Texas Rep. Dan Crenshaw (R) announced Saturday that he would be "pretty much off the grid for the next weeks" after undergoing emergency surgery on one of his eyes.
Crenshaw, a U.S. Navy SEAL veteran, lost his right eye and sustained severe damage to his left eye while deployed in Afghanistan in 2012.
Crenshaw ultimately served 10 years in the U.S. military before medically retiring in 2016 at the rank of lieutenant commander.
What did Crenshaw say?
The Texas Republican explained that he received "emergency surgery" Friday morning to reattach the retina in his left eye.
"A few days ago, I noticed some dark, blurry spots in my vision, which seemed out of the ordinary," Crenshaw said. "I went to get this checked out by an ophthalmologist on Thursday and they discovered that my retina was detaching."
"This is a terrifying prognosis for someone with one eye, and the nature of the injuries that I sustained in Afghanistan. Anyone who knows the history of my injuries knows that I don't have a 'good eye,' but half a good eye. The blast from 2012 caused a cataract, excessive tissue damage, and extensive damage to my retina. It was always a possibility that the effects of the damage would resurface, and it appears that is exactly what happened," Crenshaw explained.

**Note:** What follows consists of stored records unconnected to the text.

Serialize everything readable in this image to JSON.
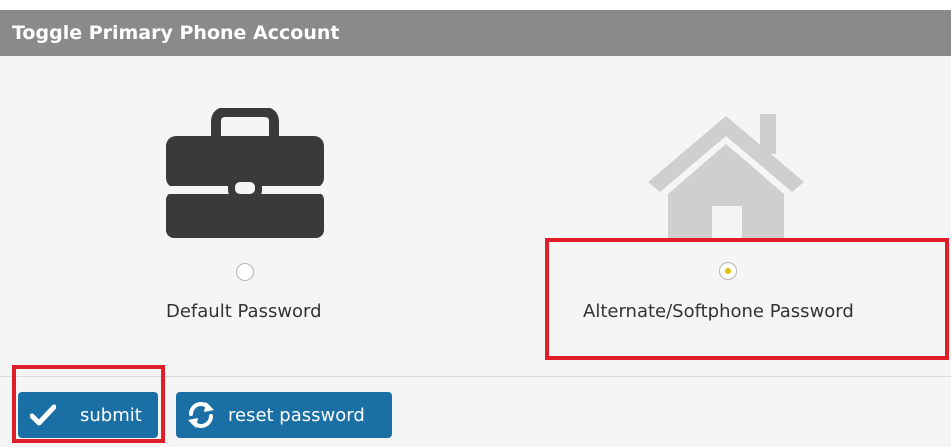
{
  "header": {
    "title": "Toggle Primary Phone Account"
  },
  "options": [
    {
      "label": "Default Password",
      "icon": "briefcase-icon",
      "selected": false
    },
    {
      "label": "Alternate/Softphone Password",
      "icon": "home-icon",
      "selected": true
    }
  ],
  "buttons": {
    "submit_label": "submit",
    "reset_label": "reset password"
  },
  "colors": {
    "header_bg": "#8a8a8a",
    "button_bg": "#1a6fa5",
    "highlight": "#e01e2a",
    "selected_dot": "#e0c000"
  }
}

"The prognosis I received on Thursday is obviously very bad," he said.
How was the surgery?
Crenshaw said he received emergency surgery in Houston on Friday, which went "very well."
Unfortunately, Crenshaw said the surgery left him "effectively blind for about a month."
"During the surgery, they put a gas bubble in my eye, which acts as a bandage for my retina. This means I have to be face-down for the next week or so, unable to see anything," Crenshaw explained.
Crenshaw, who won election to Congress in 2018, said he would be out of the public eye for the duration of his recovery, and he asked supporters for prayers.